Despite these limitations, the study has important strengths. It does not rely on self-reported data regarding clinical conditions or characteristics, but instead includes data from high-quality clinical and birth certificate records. Second, it is population-based, so the sample is not subject to selection bias, which is a concern in samples that are drawn from disability service organizations or voluntary participation. Another strength is the use of longitudinally linked administrative data to identify women with IDD and examine their risk for adverse birth outcomes and differences in labor and delivery-related charges.
This is the first investigation of racial and ethnic differences in birth outcomes and labor and delivery-related charges among women with IDD in Massachusetts. Our findings underscore the need for an integrated approach to the delivery of comprehensive perinatal services for Black women with IDD. Additionally, further research is needed to examine birth outcomes and delivery charges in other states or regions of the country. Research is also needed to understand the reasons for racial and ethnic differences in labor and delivery-related charges we observed in women with IDD. These findings contribute to an emerging body of work on reproductive health outcomes among women with IDD and may contribute to state-level public health planning and surveillance efforts to ensure equity in access, utilization, and quality of health care services for this population.

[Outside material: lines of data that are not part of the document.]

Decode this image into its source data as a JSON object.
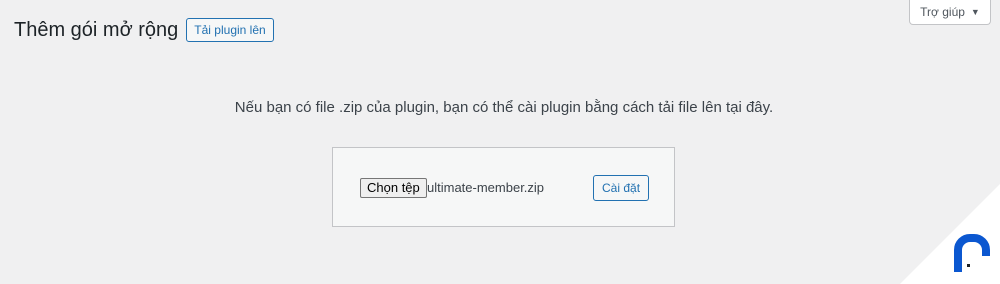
{
  "help": {
    "label": "Trợ giúp",
    "arrow": "▼"
  },
  "header": {
    "title": "Thêm gói mở rộng",
    "upload_button": "Tải plugin lên"
  },
  "upload": {
    "help_text": "Nếu bạn có file .zip của plugin, bạn có thể cài plugin bằng cách tải file lên tại đây.",
    "choose_file_button": "Chọn tệp",
    "file_name": "ultimate-member.zip",
    "install_button": "Cài đặt"
  },
  "colors": {
    "accent": "#2271b1",
    "background": "#f0f0f1",
    "logo": "#0b57d0"
  },
  "icons": {
    "corner_logo": "brand-logo-icon"
  }
}
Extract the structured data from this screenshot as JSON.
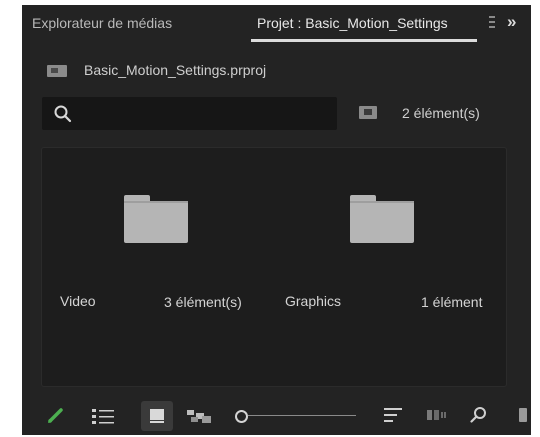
{
  "tabs": [
    {
      "label": "Explorateur de médias",
      "active": false
    },
    {
      "label": "Projet : Basic_Motion_Settings",
      "active": true
    }
  ],
  "overflow_symbol": "»",
  "project": {
    "file_name": "Basic_Motion_Settings.prproj",
    "icon": "project-file-icon"
  },
  "search": {
    "value": "",
    "placeholder": ""
  },
  "item_count": "2 élément(s)",
  "bins": [
    {
      "name": "Video",
      "count": "3 élément(s)"
    },
    {
      "name": "Graphics",
      "count": "1 élément"
    }
  ],
  "toolbar": {
    "icons": [
      "pencil-icon",
      "list-view-icon",
      "icon-view-icon",
      "freeform-view-icon",
      "zoom-slider",
      "sort-icon",
      "automate-icon",
      "find-icon",
      "new-item-icon"
    ],
    "active_view": "icon-view",
    "zoom_level_fraction": 0.0
  },
  "colors": {
    "panel_bg": "#232323",
    "grid_bg": "#1d1d1d",
    "folder": "#b5b5b5",
    "accent_pen": "#4caf50"
  }
}
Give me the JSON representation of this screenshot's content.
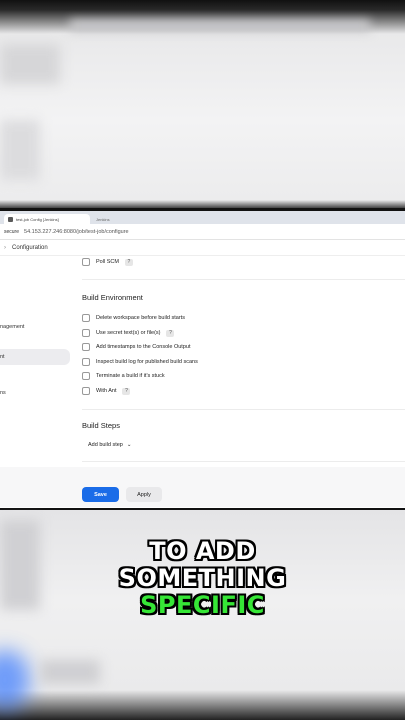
{
  "browser": {
    "tab_title": "test-job Config [Jenkins]",
    "tab_inactive": "Jenkins",
    "secure_label": "secure",
    "url": "54.153.227.246:8080/job/test-job/configure"
  },
  "breadcrumb": {
    "current": "Configuration"
  },
  "sidebar": {
    "items": [
      {
        "label": "nagement"
      },
      {
        "label": "nt"
      },
      {
        "label": "ns"
      }
    ]
  },
  "config": {
    "poll_scm": "Poll SCM",
    "build_env": {
      "title": "Build Environment",
      "options": [
        {
          "label": "Delete workspace before build starts",
          "help": false
        },
        {
          "label": "Use secret text(s) or file(s)",
          "help": true
        },
        {
          "label": "Add timestamps to the Console Output",
          "help": false
        },
        {
          "label": "Inspect build log for published build scans",
          "help": false
        },
        {
          "label": "Terminate a build if it's stuck",
          "help": false
        },
        {
          "label": "With Ant",
          "help": true
        }
      ]
    },
    "build_steps": {
      "title": "Build Steps",
      "add_label": "Add build step"
    },
    "help_glyph": "?",
    "chevron": "⌄"
  },
  "buttons": {
    "save": "Save",
    "apply": "Apply"
  },
  "caption": {
    "line1": "TO ADD",
    "line2": "SOMETHING",
    "line3": "SPECIFIC"
  },
  "colors": {
    "primary": "#1a6ce8",
    "caption_green": "#36e636"
  }
}
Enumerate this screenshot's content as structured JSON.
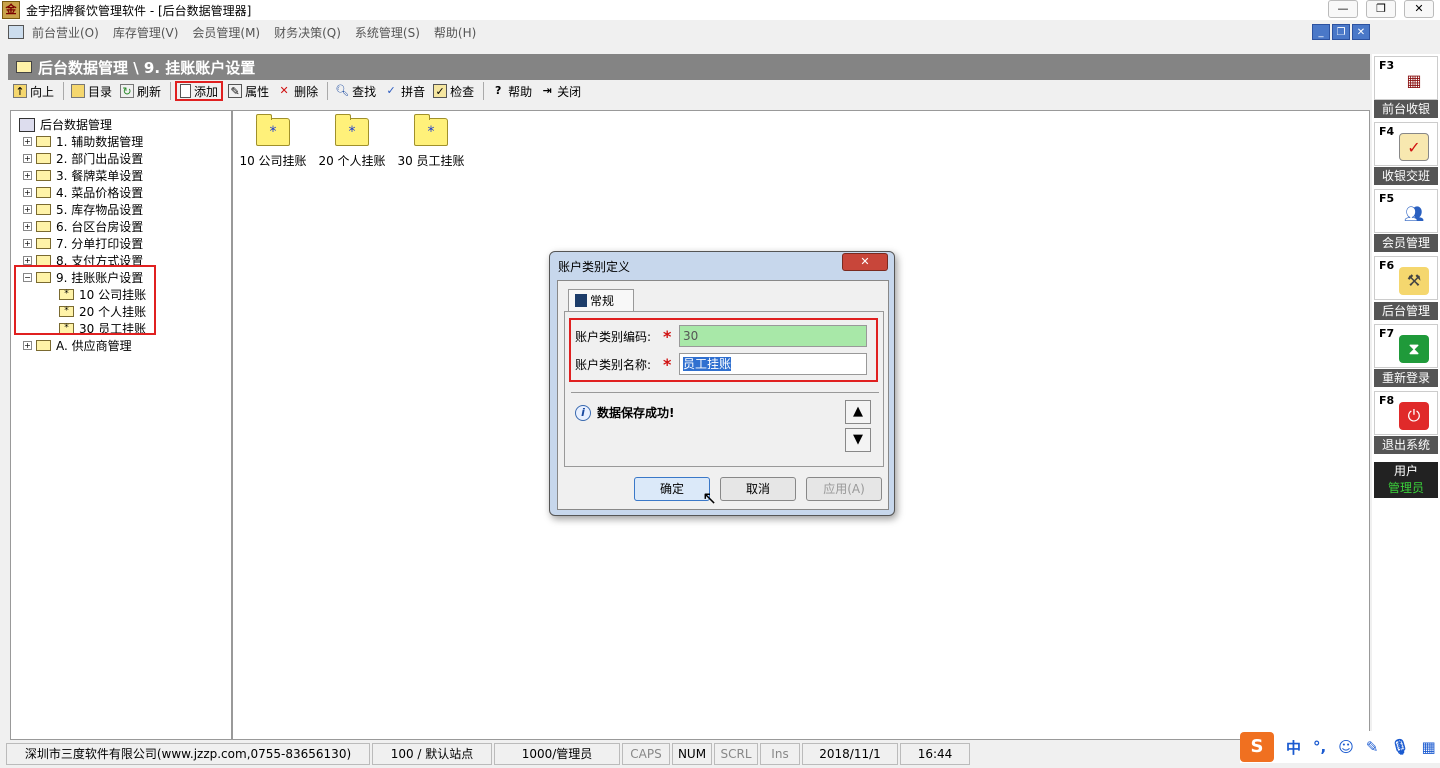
{
  "window": {
    "title": "金宇招牌餐饮管理软件 - [后台数据管理器]",
    "app_icon_text": "金",
    "buttons": [
      "—",
      "❐",
      "✕"
    ]
  },
  "menu": {
    "items": [
      "前台营业(O)",
      "库存管理(V)",
      "会员管理(M)",
      "财务决策(Q)",
      "系统管理(S)",
      "帮助(H)"
    ],
    "mdi_buttons": [
      "_",
      "❐",
      "✕"
    ]
  },
  "header": {
    "title": "后台数据管理 \\ 9. 挂账账户设置"
  },
  "toolbar": {
    "up": "向上",
    "dir": "目录",
    "refresh": "刷新",
    "add": "添加",
    "props": "属性",
    "delete": "删除",
    "find": "查找",
    "pinyin": "拼音",
    "check": "检查",
    "help": "帮助",
    "close": "关闭"
  },
  "tree": {
    "root": "后台数据管理",
    "items": [
      "1. 辅助数据管理",
      "2. 部门出品设置",
      "3. 餐牌菜单设置",
      "4. 菜品价格设置",
      "5. 库存物品设置",
      "6. 台区台房设置",
      "7. 分单打印设置",
      "8. 支付方式设置",
      "9. 挂账账户设置"
    ],
    "children": [
      "10 公司挂账",
      "20 个人挂账",
      "30 员工挂账"
    ],
    "last": "A. 供应商管理"
  },
  "content": {
    "folders": [
      "10 公司挂账",
      "20 个人挂账",
      "30 员工挂账"
    ]
  },
  "sidebar": {
    "buttons": [
      {
        "key": "F3",
        "label": "前台收银",
        "icon": "cash-register-icon"
      },
      {
        "key": "F4",
        "label": "收银交班",
        "icon": "clipboard-check-icon"
      },
      {
        "key": "F5",
        "label": "会员管理",
        "icon": "users-icon"
      },
      {
        "key": "F6",
        "label": "后台管理",
        "icon": "tools-icon"
      },
      {
        "key": "F7",
        "label": "重新登录",
        "icon": "hourglass-icon"
      },
      {
        "key": "F8",
        "label": "退出系统",
        "icon": "power-icon"
      }
    ],
    "user_title": "用户",
    "user_name": "管理员"
  },
  "statusbar": {
    "company": "深圳市三度软件有限公司(www.jzzp.com,0755-83656130)",
    "station": "100 / 默认站点",
    "operator": "1000/管理员",
    "caps": "CAPS",
    "num": "NUM",
    "scrl": "SCRL",
    "ins": "Ins",
    "date": "2018/11/1",
    "time": "16:44"
  },
  "ime": {
    "logo": "S",
    "mode": "中"
  },
  "dialog": {
    "title": "账户类别定义",
    "tab": "常规",
    "code_label": "账户类别编码:",
    "code_value": "30",
    "name_label": "账户类别名称:",
    "name_value": "员工挂账",
    "required_mark": "*",
    "message": "数据保存成功!",
    "ok": "确定",
    "cancel": "取消",
    "apply": "应用(A)"
  }
}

Funding support for this research was provided by Grant # 1R01HD082105-01 from the Eunice Kennedy Shriver National Institute for Child Health and Human Development.